Traffic judge Vernon D. Hitchings Jr. dismissed a contempt citation against a 58-year-old Norfolk woman yesterday a few hours before she was to explain to him why she had described his court as "a three-ring circus" in a newspaper letter.
The 59-year-old judge refused to tell reporters why his charge against retired bookkeeper Frances Savage was being dropped. But he was quoted in a Norfolk newspaper today as saying that he is still convinced that Savage is guilty of contempt of court for criticizing him in a newspaper.
"Judges, while they are subject to freedom of speech, criticism and expression of opinion, do not have to endure misrepresentations of fact or character misrepresentations," the judge was quoted as saying. The jurist defended his contempt action saying that, under Virginia law, the critical letter amounted to "a clear and present danger to the judicial efficiency of the court and the judge."
The judge's surprise action in dropping the charge left Savage at once frustated and triumphant. The gray-haired mother of two and grandmother of three had promised to take her First Amendment fight "all the way to the Supreme Court, if necessary." Yesterday she told reporters at her Norfolk home that she would ask the American Bar Association to begin investigating "procedures" in Hitchins's court.
"I want justice," Savage said. "My case is not over. I feel that I now have a responsibility to the people of this community to see that the practices in our local courts be examined."
Savage was infurated that Hitchings had dismissed charges in a minor traffic case against her husband, Nathan Savage, and another driver without listening to her husband's defense or hearing his witnesses.
Frances Savage had written a paper letter saying: "After a morning in traffic court, I have come to the conclusion that if crime is running rampant in Norfolk, it is because the innocent have no voice or chance to state their views." The day after her letter appeared, she was handed a contempt summons issued by Hitchings which carried a potential sentence of a $50 fine or up to 10 days in jail, or both.
Press law specialists and legal scholars had called the summons "without precedent" and "blatantly unconstitutional." Hitchings' action also stirred many people in Norfolk as well.
"Ninety-nine percent of the people in this town think she had every right to say what she wanted to say," said Marilyn Doheny, a part-time bank employe, indignantly yesterday. "If I hadn't had to go to work today, I would have gone to court to support her," she added.
Within hours of issuing his summons, the gruff-voiced judge, who is chief judge of Norfolk's General District Court, found much of this seaport city arrayed against him.
On Sunday, The Virginian-Pilot and Ledger Star ran an editorial entitled "Leave Her Alone" in which the newspaper said that while Hitchings "may well have a reasonalbe explanation" for his action, "what matters is the right of Mrs. Savage to express views free from the . . . threat of a summons to spend time in jail."
The newspaper followed up its editorial yesterday by spreading over two pages 15 letters to the editors concerning the Savage case, only one of which supported Hitchings.
In the five days since she received the summons, Savage said she had been "besieged" with phone calls and letters from people who had experienced frustrations similar to hers in Norfolk traffic court.

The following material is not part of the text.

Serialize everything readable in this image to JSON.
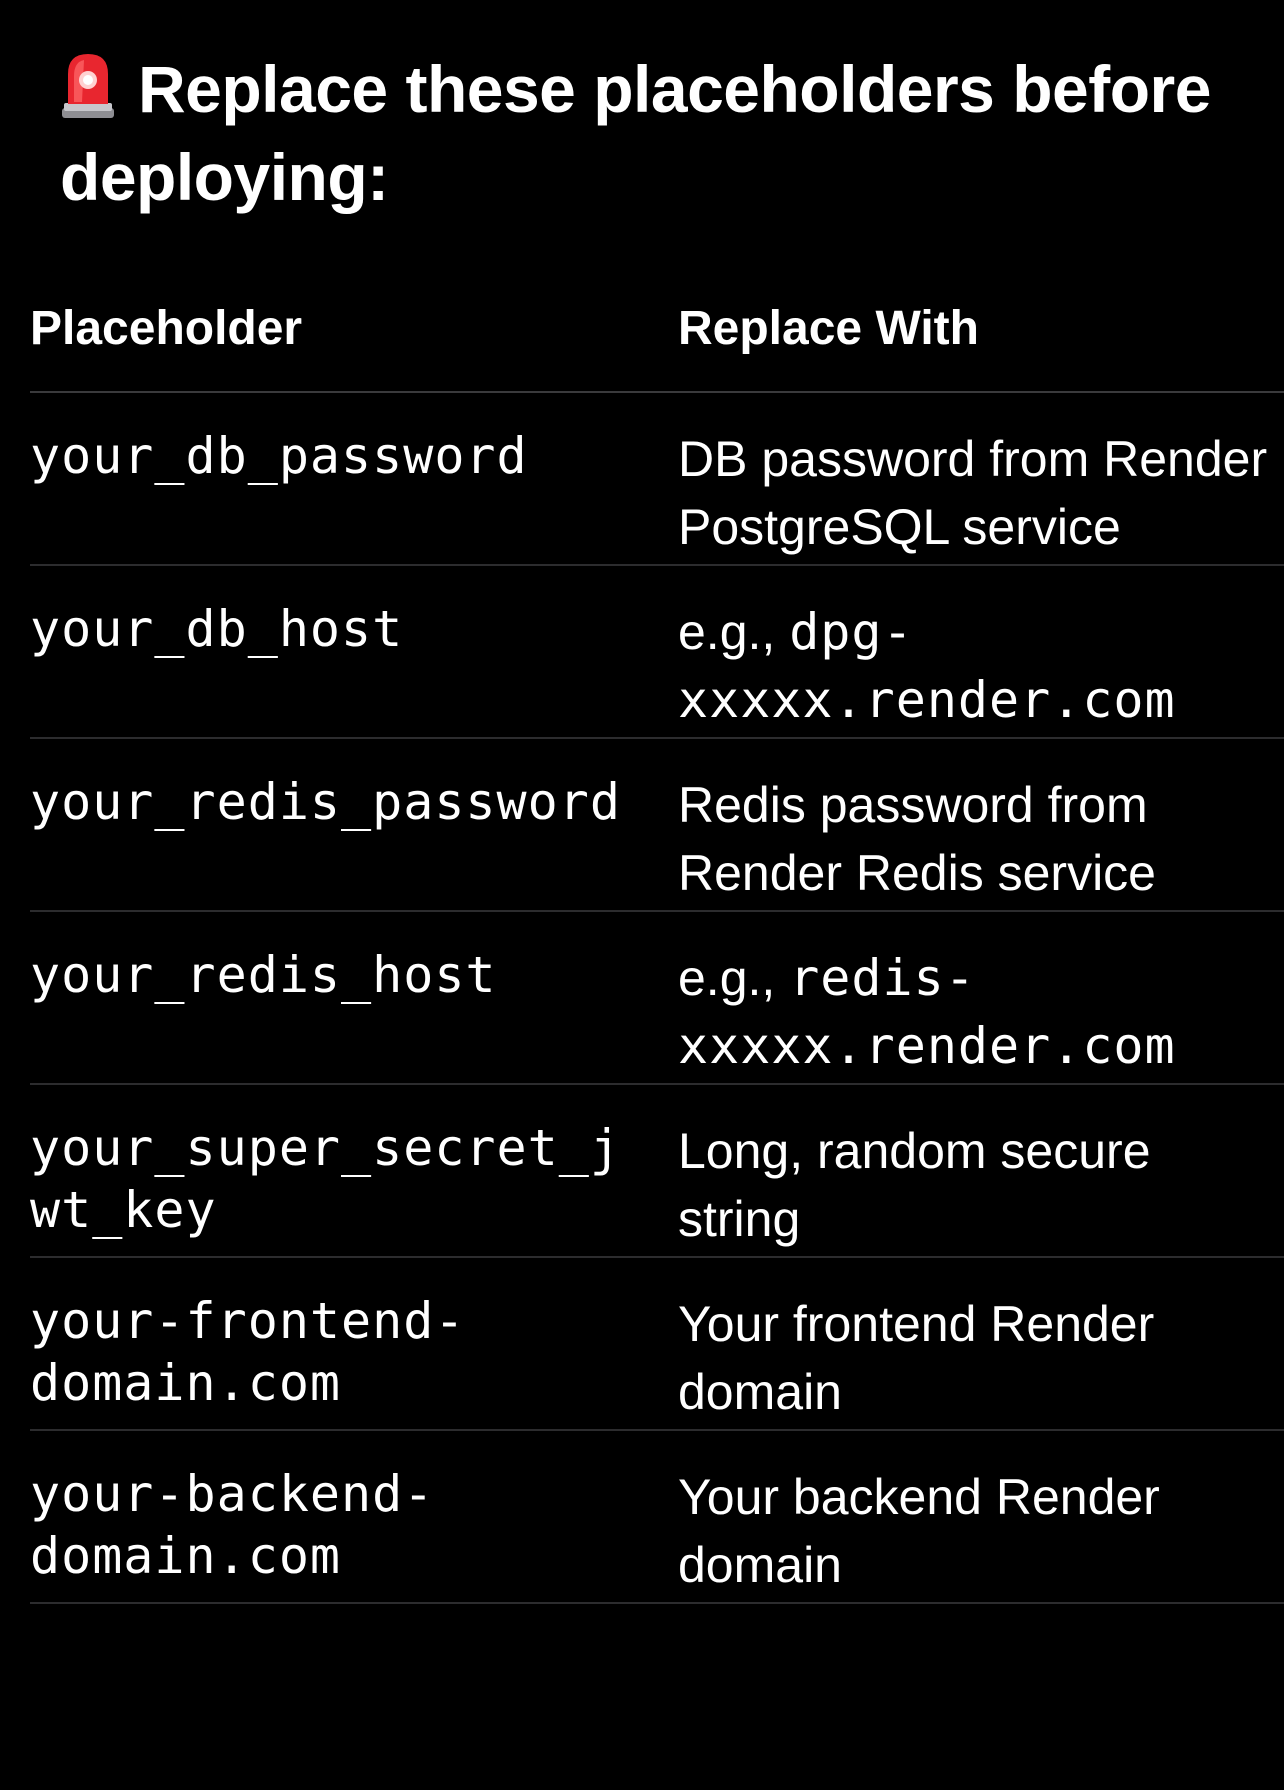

Others from out of state who had seen television network stories also called to voice their support she said.
Savage, who is Jewish, said one rabbi had called with an offer to celebrate Rosh Hashannah - the Jewish New Year - with her if it passed while she was in jail.
Another woman offered an unlimited supply of chicken soup, Savage said.
Meanwhile, Hitching's traffic court, whose procedures have disturbed some bar association officials, opened as usual yesterday with Hitchings, apparently untroubled by the ruckus he created.
Hitchings' methods have drawn criticism because of the speed with which he wades through his typical weekday docket of 200 to 300 cases. Hitchings was quoted today as priding himself that he had run his traffic court "like a railroad" for almost 25 years.
Yesterday morning, for example, his first case took three minutes. The judge cut short the attorney's cross-examination of the investigating police officer and meted out a suspended $40 fine and court costs for running a stop sign. The second case took about 90 seconds to decide - Hitchings dismissed the charge. His third case only took about two minutes for the judge to find the party guilty and impose a fine for driving while drunk.